START INPUT RECORDS

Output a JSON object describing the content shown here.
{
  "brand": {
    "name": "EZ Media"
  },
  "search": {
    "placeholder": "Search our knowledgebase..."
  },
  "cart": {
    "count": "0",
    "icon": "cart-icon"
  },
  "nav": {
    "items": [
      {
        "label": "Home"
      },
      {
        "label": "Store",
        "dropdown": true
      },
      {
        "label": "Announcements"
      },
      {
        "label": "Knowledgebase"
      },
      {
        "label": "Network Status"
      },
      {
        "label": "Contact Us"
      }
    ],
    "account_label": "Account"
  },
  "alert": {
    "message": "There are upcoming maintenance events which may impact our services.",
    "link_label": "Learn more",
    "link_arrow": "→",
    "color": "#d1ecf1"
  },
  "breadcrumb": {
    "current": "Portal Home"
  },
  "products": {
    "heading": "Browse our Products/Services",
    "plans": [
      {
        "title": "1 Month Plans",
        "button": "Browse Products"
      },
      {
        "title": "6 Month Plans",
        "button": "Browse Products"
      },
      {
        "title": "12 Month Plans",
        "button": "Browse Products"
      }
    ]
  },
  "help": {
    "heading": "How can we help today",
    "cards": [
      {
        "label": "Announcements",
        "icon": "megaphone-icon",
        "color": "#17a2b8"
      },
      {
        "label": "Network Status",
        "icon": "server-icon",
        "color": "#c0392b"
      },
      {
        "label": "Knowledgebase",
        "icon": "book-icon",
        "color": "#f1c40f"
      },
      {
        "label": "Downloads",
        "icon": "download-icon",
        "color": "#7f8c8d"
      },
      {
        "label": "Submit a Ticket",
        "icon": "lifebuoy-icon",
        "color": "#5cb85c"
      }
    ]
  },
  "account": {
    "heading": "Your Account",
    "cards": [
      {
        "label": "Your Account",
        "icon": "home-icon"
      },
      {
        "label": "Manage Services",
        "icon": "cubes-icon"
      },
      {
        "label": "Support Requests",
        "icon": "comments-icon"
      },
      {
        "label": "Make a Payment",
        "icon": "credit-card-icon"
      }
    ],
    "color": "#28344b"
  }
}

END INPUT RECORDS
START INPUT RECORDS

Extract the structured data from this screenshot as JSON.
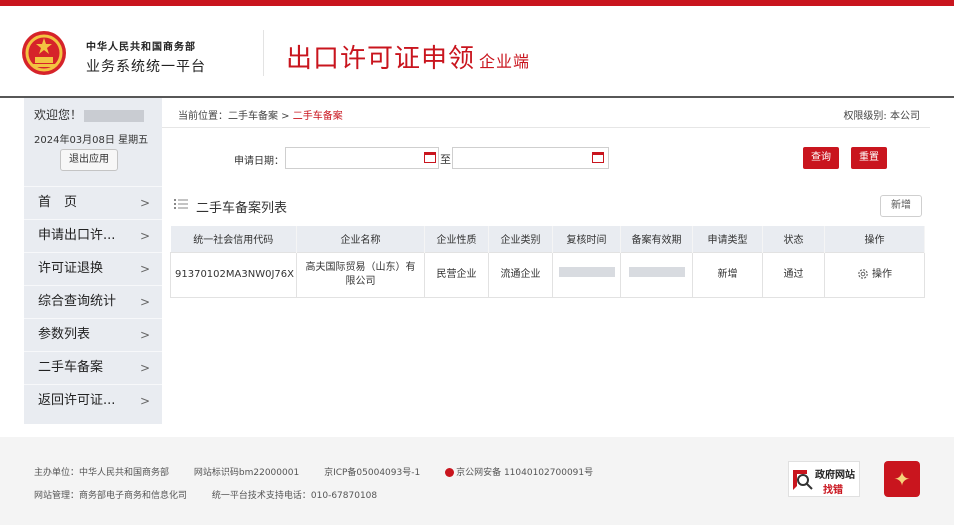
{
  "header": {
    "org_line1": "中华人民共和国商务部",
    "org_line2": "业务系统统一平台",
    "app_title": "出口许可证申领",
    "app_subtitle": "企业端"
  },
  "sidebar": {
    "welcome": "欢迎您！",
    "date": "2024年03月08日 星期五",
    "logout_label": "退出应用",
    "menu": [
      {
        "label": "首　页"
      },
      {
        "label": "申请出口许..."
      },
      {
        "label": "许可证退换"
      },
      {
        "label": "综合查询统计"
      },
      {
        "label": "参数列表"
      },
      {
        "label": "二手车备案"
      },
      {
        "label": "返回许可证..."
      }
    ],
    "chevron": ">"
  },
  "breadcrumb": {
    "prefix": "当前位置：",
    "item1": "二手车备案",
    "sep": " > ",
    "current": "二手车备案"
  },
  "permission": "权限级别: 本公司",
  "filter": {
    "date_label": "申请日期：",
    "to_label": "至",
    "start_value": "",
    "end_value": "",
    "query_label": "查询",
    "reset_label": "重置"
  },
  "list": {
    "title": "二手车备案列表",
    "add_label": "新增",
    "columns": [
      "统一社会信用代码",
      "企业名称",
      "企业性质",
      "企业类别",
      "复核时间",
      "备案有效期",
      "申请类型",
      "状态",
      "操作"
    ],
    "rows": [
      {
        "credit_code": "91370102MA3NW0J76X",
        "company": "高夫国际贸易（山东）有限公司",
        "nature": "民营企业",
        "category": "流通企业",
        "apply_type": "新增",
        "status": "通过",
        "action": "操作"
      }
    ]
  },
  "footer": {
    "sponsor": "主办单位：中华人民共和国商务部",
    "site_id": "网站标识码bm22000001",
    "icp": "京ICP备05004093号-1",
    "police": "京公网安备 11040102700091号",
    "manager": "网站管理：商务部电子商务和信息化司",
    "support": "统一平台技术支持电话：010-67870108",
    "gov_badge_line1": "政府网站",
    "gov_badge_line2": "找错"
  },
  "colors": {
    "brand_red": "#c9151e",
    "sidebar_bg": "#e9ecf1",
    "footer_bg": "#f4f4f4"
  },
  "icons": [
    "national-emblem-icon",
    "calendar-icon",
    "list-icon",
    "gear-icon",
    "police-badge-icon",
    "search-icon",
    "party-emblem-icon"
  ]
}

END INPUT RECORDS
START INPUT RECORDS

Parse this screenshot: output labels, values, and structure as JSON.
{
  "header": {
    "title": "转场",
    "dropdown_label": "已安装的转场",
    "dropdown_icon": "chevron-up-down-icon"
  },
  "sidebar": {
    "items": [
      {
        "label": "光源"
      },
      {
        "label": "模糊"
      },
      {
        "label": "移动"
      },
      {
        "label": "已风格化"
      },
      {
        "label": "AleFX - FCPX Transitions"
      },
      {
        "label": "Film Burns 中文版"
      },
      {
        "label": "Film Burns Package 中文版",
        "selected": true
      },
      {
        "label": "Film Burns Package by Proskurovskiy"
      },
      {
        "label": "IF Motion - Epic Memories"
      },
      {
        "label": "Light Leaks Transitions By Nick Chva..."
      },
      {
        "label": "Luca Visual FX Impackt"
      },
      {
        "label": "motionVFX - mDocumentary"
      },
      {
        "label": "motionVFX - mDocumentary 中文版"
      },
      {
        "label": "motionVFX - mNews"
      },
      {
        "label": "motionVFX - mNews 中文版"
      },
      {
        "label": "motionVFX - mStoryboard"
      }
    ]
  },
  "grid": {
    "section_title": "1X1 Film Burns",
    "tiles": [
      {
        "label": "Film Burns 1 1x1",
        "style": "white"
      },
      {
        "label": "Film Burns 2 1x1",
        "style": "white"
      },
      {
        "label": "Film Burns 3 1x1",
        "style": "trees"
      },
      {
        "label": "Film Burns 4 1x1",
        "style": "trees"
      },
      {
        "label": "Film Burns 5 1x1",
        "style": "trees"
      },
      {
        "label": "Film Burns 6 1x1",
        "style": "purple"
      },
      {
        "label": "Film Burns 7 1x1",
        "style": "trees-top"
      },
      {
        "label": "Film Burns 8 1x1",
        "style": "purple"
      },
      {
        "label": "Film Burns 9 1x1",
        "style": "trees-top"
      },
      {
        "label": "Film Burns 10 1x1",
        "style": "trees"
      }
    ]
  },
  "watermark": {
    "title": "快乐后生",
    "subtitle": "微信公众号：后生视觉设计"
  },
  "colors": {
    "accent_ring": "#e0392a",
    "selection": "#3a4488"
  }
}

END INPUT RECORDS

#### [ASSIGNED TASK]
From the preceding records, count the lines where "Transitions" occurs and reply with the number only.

#### [WRITTEN RESPONSE]
2